---- Extracted information

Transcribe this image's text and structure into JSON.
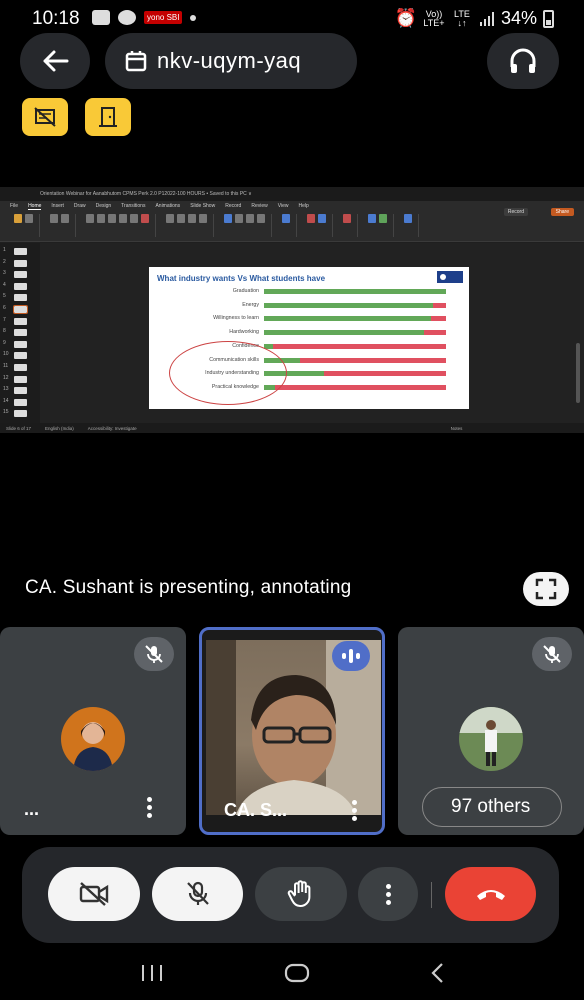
{
  "status_bar": {
    "time": "10:18",
    "badge": "yono SBI",
    "volte_1": "Vo)) LTE+",
    "volte_2": "LTE ↓↑",
    "battery": "34%"
  },
  "meeting": {
    "code": "nkv-uqym-yaq"
  },
  "ppt": {
    "title_bar": "Orientation Webinar for Aanabhutom CPMS Perk 2.0 P12022-100 HOURS  •  Saved to this PC ∨",
    "menu": [
      "File",
      "Home",
      "Insert",
      "Draw",
      "Design",
      "Transitions",
      "Animations",
      "Slide Show",
      "Record",
      "Review",
      "View",
      "Help"
    ],
    "record_label": "Record",
    "share_label": "Share",
    "status": [
      "Slide 6 of 17",
      "English (India)",
      "Accessibility: Investigate",
      "Notes"
    ],
    "slide_numbers": [
      "1",
      "2",
      "3",
      "4",
      "5",
      "6",
      "7",
      "8",
      "9",
      "10",
      "11",
      "12",
      "13",
      "14",
      "15"
    ]
  },
  "slide": {
    "title": "What industry wants Vs What students have"
  },
  "chart_data": {
    "type": "bar",
    "orientation": "horizontal-stacked",
    "categories": [
      "Graduation",
      "Energy",
      "Willingness to learn",
      "Hardworking",
      "Confidence",
      "Communication skills",
      "Industry understanding",
      "Practical knowledge"
    ],
    "series": [
      {
        "values": [
          100,
          93,
          92,
          88,
          5,
          20,
          33,
          6
        ],
        "color": "#62a858"
      },
      {
        "values": [
          0,
          7,
          8,
          12,
          95,
          80,
          67,
          94
        ],
        "color": "#e05060"
      }
    ],
    "xlim": [
      0,
      100
    ]
  },
  "presenting_text": "CA. Sushant is presenting, annotating",
  "participants": {
    "tile1_name": "...",
    "tile2_name": "CA. S...",
    "others": "97 others"
  }
}
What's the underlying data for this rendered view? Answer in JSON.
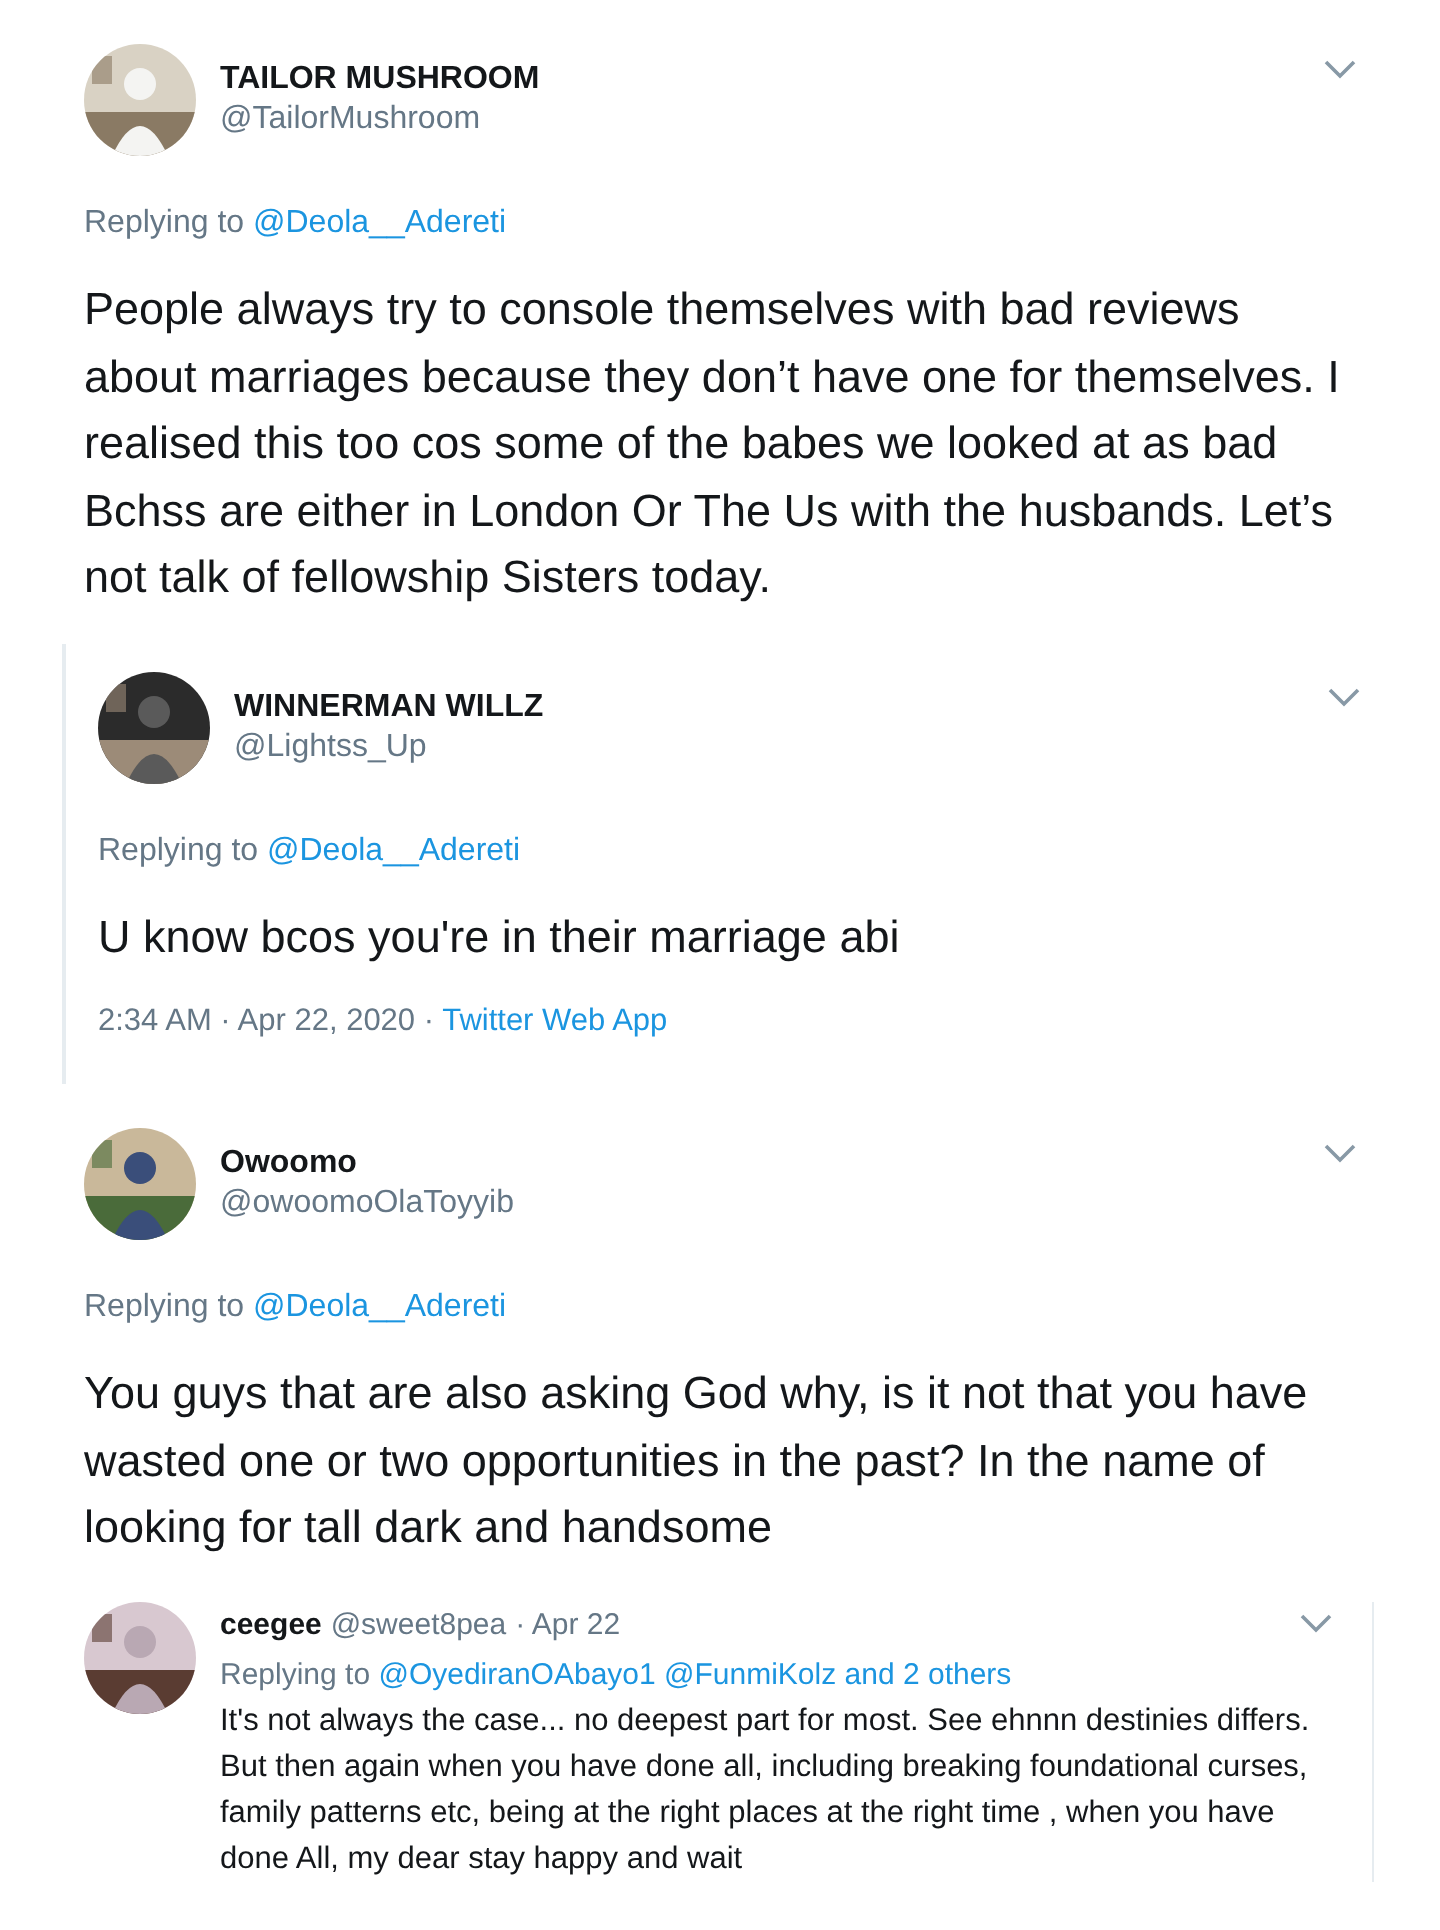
{
  "tweets": [
    {
      "kind": "main",
      "name": "TAILOR MUSHROOM",
      "handle": "@TailorMushroom",
      "replying_label": "Replying to",
      "replying_to": "@Deola__Adereti",
      "text": "People always try to console themselves with bad reviews about marriages because they don’t have one for themselves. I realised this too cos some of the babes we looked at as bad Bchss are either in London Or The Us with the husbands. Let’s not talk of fellowship Sisters today."
    },
    {
      "kind": "quoted",
      "name": "WINNERMAN WILLZ",
      "handle": "@Lightss_Up",
      "replying_label": "Replying to",
      "replying_to": "@Deola__Adereti",
      "text": "U know bcos you're in their marriage abi",
      "time": "2:34 AM · Apr 22, 2020",
      "dot": "·",
      "source": "Twitter Web App"
    },
    {
      "kind": "main",
      "name": "Owoomo",
      "handle": "@owoomoOlaToyyib",
      "replying_label": "Replying to",
      "replying_to": "@Deola__Adereti",
      "text": "You guys that are also asking God why, is it not that you have wasted one or two opportunities in the past? In the name of looking for tall dark and handsome"
    },
    {
      "kind": "compact",
      "name": "ceegee",
      "handle": "@sweet8pea",
      "date": "· Apr 22",
      "replying_label": "Replying to",
      "replying_to": "@OyediranOAbayo1 @FunmiKolz and 2 others",
      "text": "It's not always the case... no deepest part for most. See ehnnn destinies differs. But then again when you have done all, including breaking foundational curses, family patterns etc, being at the right places at the right time , when you have done All, my dear stay happy and wait"
    }
  ]
}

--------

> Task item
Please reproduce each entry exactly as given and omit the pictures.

> Reply to the task
Transcribe this image's text and structure into JSON.
{
  "status_bar": {
    "time": "10:18",
    "badge": "yono SBI",
    "volte_1": "Vo)) LTE+",
    "volte_2": "LTE ↓↑",
    "battery": "34%"
  },
  "meeting": {
    "code": "nkv-uqym-yaq"
  },
  "ppt": {
    "title_bar": "Orientation Webinar for Aanabhutom CPMS Perk 2.0 P12022-100 HOURS  •  Saved to this PC ∨",
    "menu": [
      "File",
      "Home",
      "Insert",
      "Draw",
      "Design",
      "Transitions",
      "Animations",
      "Slide Show",
      "Record",
      "Review",
      "View",
      "Help"
    ],
    "record_label": "Record",
    "share_label": "Share",
    "status": [
      "Slide 6 of 17",
      "English (India)",
      "Accessibility: Investigate",
      "Notes"
    ],
    "slide_numbers": [
      "1",
      "2",
      "3",
      "4",
      "5",
      "6",
      "7",
      "8",
      "9",
      "10",
      "11",
      "12",
      "13",
      "14",
      "15"
    ]
  },
  "slide": {
    "title": "What industry wants Vs What students have"
  },
  "chart_data": {
    "type": "bar",
    "orientation": "horizontal-stacked",
    "categories": [
      "Graduation",
      "Energy",
      "Willingness to learn",
      "Hardworking",
      "Confidence",
      "Communication skills",
      "Industry understanding",
      "Practical knowledge"
    ],
    "series": [
      {
        "values": [
          100,
          93,
          92,
          88,
          5,
          20,
          33,
          6
        ],
        "color": "#62a858"
      },
      {
        "values": [
          0,
          7,
          8,
          12,
          95,
          80,
          67,
          94
        ],
        "color": "#e05060"
      }
    ],
    "xlim": [
      0,
      100
    ]
  },
  "presenting_text": "CA. Sushant is presenting, annotating",
  "participants": {
    "tile1_name": "...",
    "tile2_name": "CA. S...",
    "others": "97 others"
  }
}
What's the underlying data for this rendered view? Answer in JSON.
{
  "tweets": [
    {
      "kind": "main",
      "name": "TAILOR MUSHROOM",
      "handle": "@TailorMushroom",
      "replying_label": "Replying to",
      "replying_to": "@Deola__Adereti",
      "text": "People always try to console themselves with bad reviews about marriages because they don’t have one for themselves. I realised this too cos some of the babes we looked at as bad Bchss are either in London Or The Us with the husbands. Let’s not talk of fellowship Sisters today."
    },
    {
      "kind": "quoted",
      "name": "WINNERMAN WILLZ",
      "handle": "@Lightss_Up",
      "replying_label": "Replying to",
      "replying_to": "@Deola__Adereti",
      "text": "U know bcos you're in their marriage abi",
      "time": "2:34 AM · Apr 22, 2020",
      "dot": "·",
      "source": "Twitter Web App"
    },
    {
      "kind": "main",
      "name": "Owoomo",
      "handle": "@owoomoOlaToyyib",
      "replying_label": "Replying to",
      "replying_to": "@Deola__Adereti",
      "text": "You guys that are also asking God why, is it not that you have wasted one or two opportunities in the past? In the name of looking for tall dark and handsome"
    },
    {
      "kind": "compact",
      "name": "ceegee",
      "handle": "@sweet8pea",
      "date": "· Apr 22",
      "replying_label": "Replying to",
      "replying_to": "@OyediranOAbayo1 @FunmiKolz and 2 others",
      "text": "It's not always the case... no deepest part for most. See ehnnn destinies differs. But then again when you have done all, including breaking foundational curses, family patterns etc, being at the right places at the right time , when you have done All, my dear stay happy and wait"
    }
  ]
}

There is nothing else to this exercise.